**Data section**
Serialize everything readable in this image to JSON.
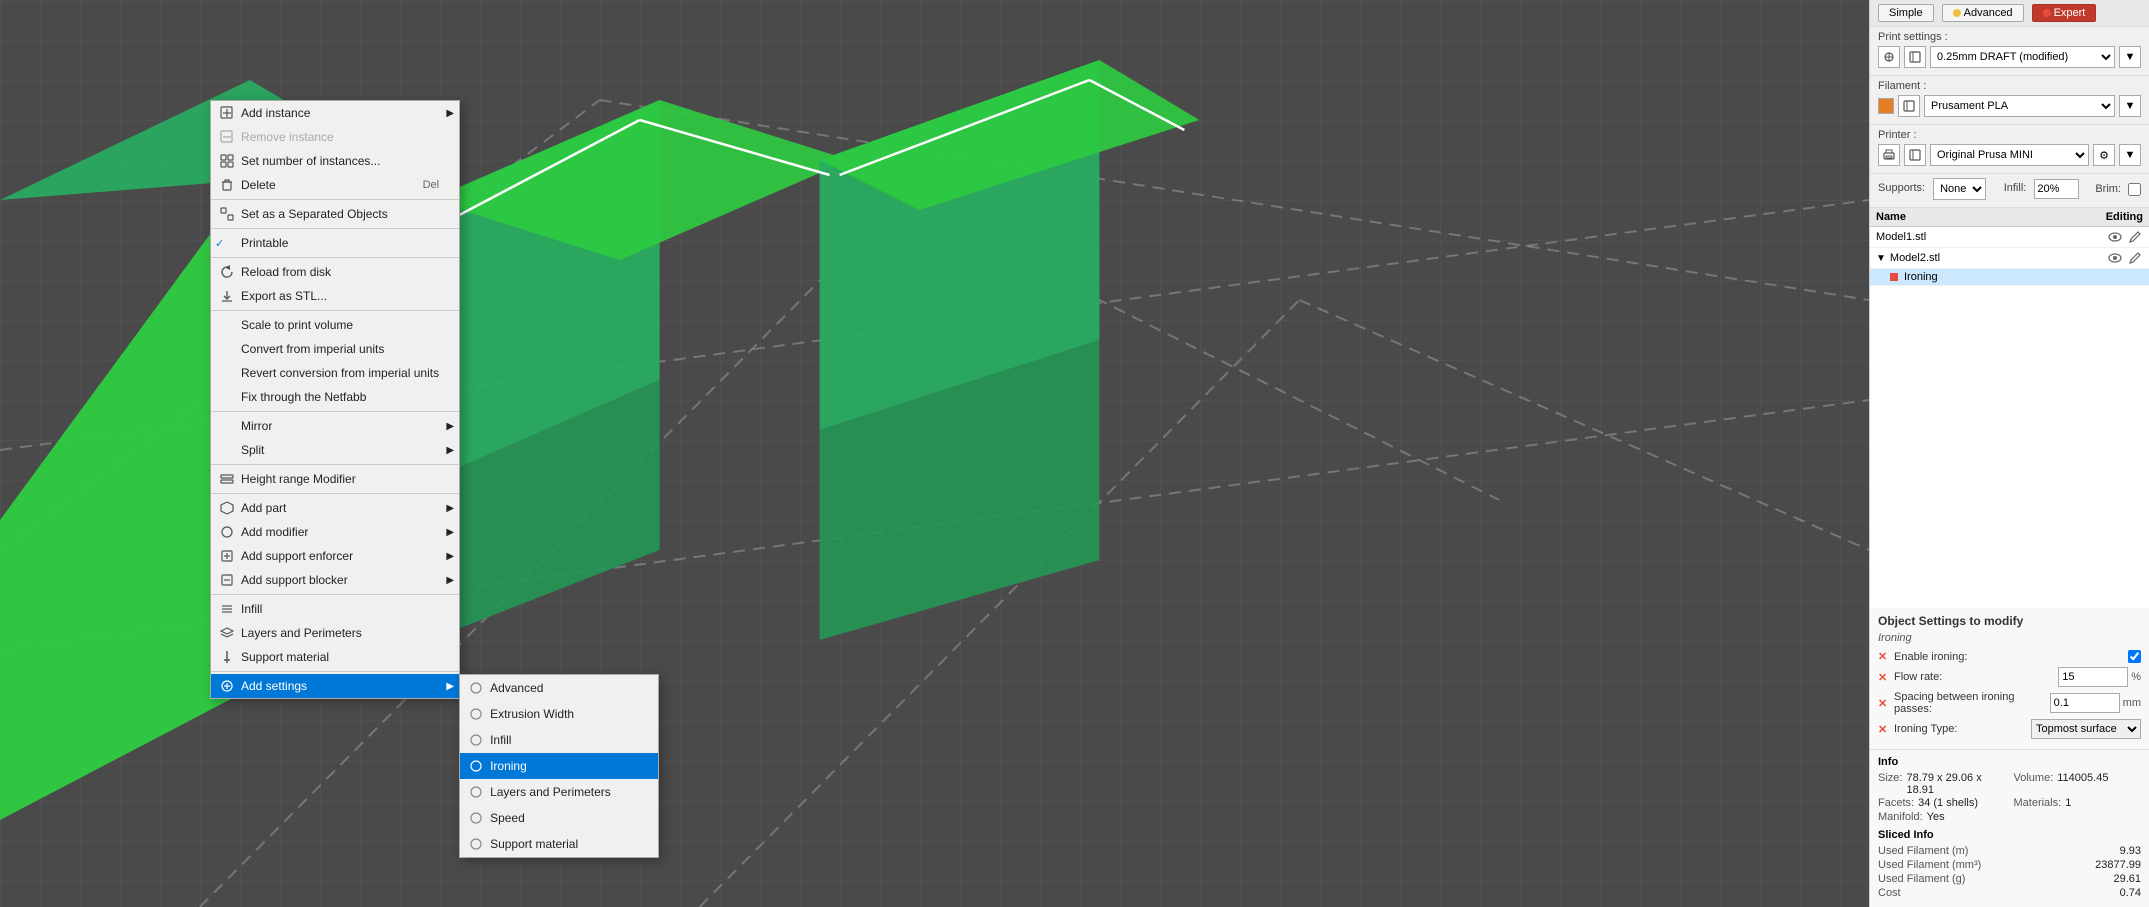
{
  "print_settings": {
    "label": "Print settings :",
    "profile": "0.25mm DRAFT (modified)",
    "filament_label": "Filament :",
    "filament": "Prusament PLA",
    "printer_label": "Printer :",
    "printer": "Original Prusa MINI",
    "supports_label": "Supports:",
    "supports_value": "None",
    "infill_label": "Infill:",
    "infill_value": "20%",
    "brim_label": "Brim:",
    "brim_checked": false
  },
  "modes": {
    "simple": "Simple",
    "advanced": "Advanced",
    "expert": "Expert"
  },
  "object_list": {
    "header_name": "Name",
    "header_editing": "Editing",
    "objects": [
      {
        "id": "model1",
        "name": "Model1.stl",
        "selected": false
      },
      {
        "id": "model2",
        "name": "Model2.stl",
        "selected": false,
        "has_child": true,
        "child": {
          "name": "Ironing",
          "selected": true
        }
      }
    ]
  },
  "context_menu": {
    "items": [
      {
        "id": "add-instance",
        "label": "Add instance",
        "icon": "+",
        "has_submenu": true,
        "shortcut": ""
      },
      {
        "id": "remove-instance",
        "label": "Remove instance",
        "icon": "-",
        "disabled": true
      },
      {
        "id": "set-number",
        "label": "Set number of instances...",
        "icon": "grid"
      },
      {
        "id": "delete",
        "label": "Delete",
        "shortcut": "Del",
        "icon": "x"
      },
      {
        "id": "sep1",
        "type": "separator"
      },
      {
        "id": "set-separated",
        "label": "Set as a Separated Objects",
        "icon": "layers"
      },
      {
        "id": "sep2",
        "type": "separator"
      },
      {
        "id": "printable",
        "label": "Printable",
        "checked": true
      },
      {
        "id": "sep3",
        "type": "separator"
      },
      {
        "id": "reload",
        "label": "Reload from disk",
        "icon": "reload"
      },
      {
        "id": "export",
        "label": "Export as STL...",
        "icon": "export"
      },
      {
        "id": "sep4",
        "type": "separator"
      },
      {
        "id": "scale-print",
        "label": "Scale to print volume"
      },
      {
        "id": "convert-imperial",
        "label": "Convert from imperial units"
      },
      {
        "id": "revert-imperial",
        "label": "Revert conversion from imperial units"
      },
      {
        "id": "fix-netfabb",
        "label": "Fix through the Netfabb"
      },
      {
        "id": "sep5",
        "type": "separator"
      },
      {
        "id": "mirror",
        "label": "Mirror",
        "has_submenu": true
      },
      {
        "id": "split",
        "label": "Split",
        "has_submenu": true
      },
      {
        "id": "sep6",
        "type": "separator"
      },
      {
        "id": "height-modifier",
        "label": "Height range Modifier",
        "icon": "height"
      },
      {
        "id": "sep7",
        "type": "separator"
      },
      {
        "id": "add-part",
        "label": "Add part",
        "has_submenu": true
      },
      {
        "id": "add-modifier",
        "label": "Add modifier",
        "has_submenu": true
      },
      {
        "id": "add-support-enforcer",
        "label": "Add support enforcer",
        "has_submenu": true
      },
      {
        "id": "add-support-blocker",
        "label": "Add support blocker",
        "has_submenu": true
      },
      {
        "id": "sep8",
        "type": "separator"
      },
      {
        "id": "infill",
        "label": "Infill"
      },
      {
        "id": "layers-perimeters",
        "label": "Layers and Perimeters"
      },
      {
        "id": "support-material",
        "label": "Support material"
      },
      {
        "id": "sep9",
        "type": "separator"
      },
      {
        "id": "add-settings",
        "label": "Add settings",
        "has_submenu": true,
        "active": true
      }
    ],
    "submenu_items": [
      {
        "id": "advanced",
        "label": "Advanced",
        "icon": "circle"
      },
      {
        "id": "extrusion-width",
        "label": "Extrusion Width",
        "icon": "circle"
      },
      {
        "id": "infill-sub",
        "label": "Infill",
        "icon": "circle"
      },
      {
        "id": "ironing",
        "label": "Ironing",
        "icon": "circle",
        "highlighted": true
      },
      {
        "id": "layers-perimeters-sub",
        "label": "Layers and Perimeters",
        "icon": "circle"
      },
      {
        "id": "speed",
        "label": "Speed",
        "icon": "circle"
      },
      {
        "id": "support-material-sub",
        "label": "Support material",
        "icon": "circle"
      }
    ]
  },
  "object_settings": {
    "title": "Object Settings to modify",
    "subtitle": "Ironing",
    "fields": [
      {
        "id": "enable-ironing",
        "label": "Enable ironing:",
        "type": "checkbox",
        "value": true
      },
      {
        "id": "flow-rate",
        "label": "Flow rate:",
        "type": "text",
        "value": "15",
        "unit": "%"
      },
      {
        "id": "spacing",
        "label": "Spacing between ironing passes:",
        "type": "text",
        "value": "0.1",
        "unit": "mm"
      },
      {
        "id": "ironing-type",
        "label": "Ironing Type:",
        "type": "select",
        "value": "Topmost surface o"
      }
    ]
  },
  "info": {
    "title": "Info",
    "size_label": "Size:",
    "size_value": "78.79 x 29.06 x 18.91",
    "volume_label": "Volume:",
    "volume_value": "114005.45",
    "facets_label": "Facets:",
    "facets_value": "34 (1 shells)",
    "materials_label": "Materials:",
    "materials_value": "1",
    "manifold_label": "Manifold:",
    "manifold_value": "Yes",
    "sliced_title": "Sliced Info",
    "sliced_rows": [
      {
        "label": "Used Filament (m)",
        "value": "9.93"
      },
      {
        "label": "Used Filament (mm³)",
        "value": "23877.99"
      },
      {
        "label": "Used Filament (g)",
        "value": "29.61"
      },
      {
        "label": "Cost",
        "value": "0.74"
      }
    ]
  },
  "topmost_surface": "Topmost surface"
}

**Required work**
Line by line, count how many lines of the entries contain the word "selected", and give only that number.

**Solution**
3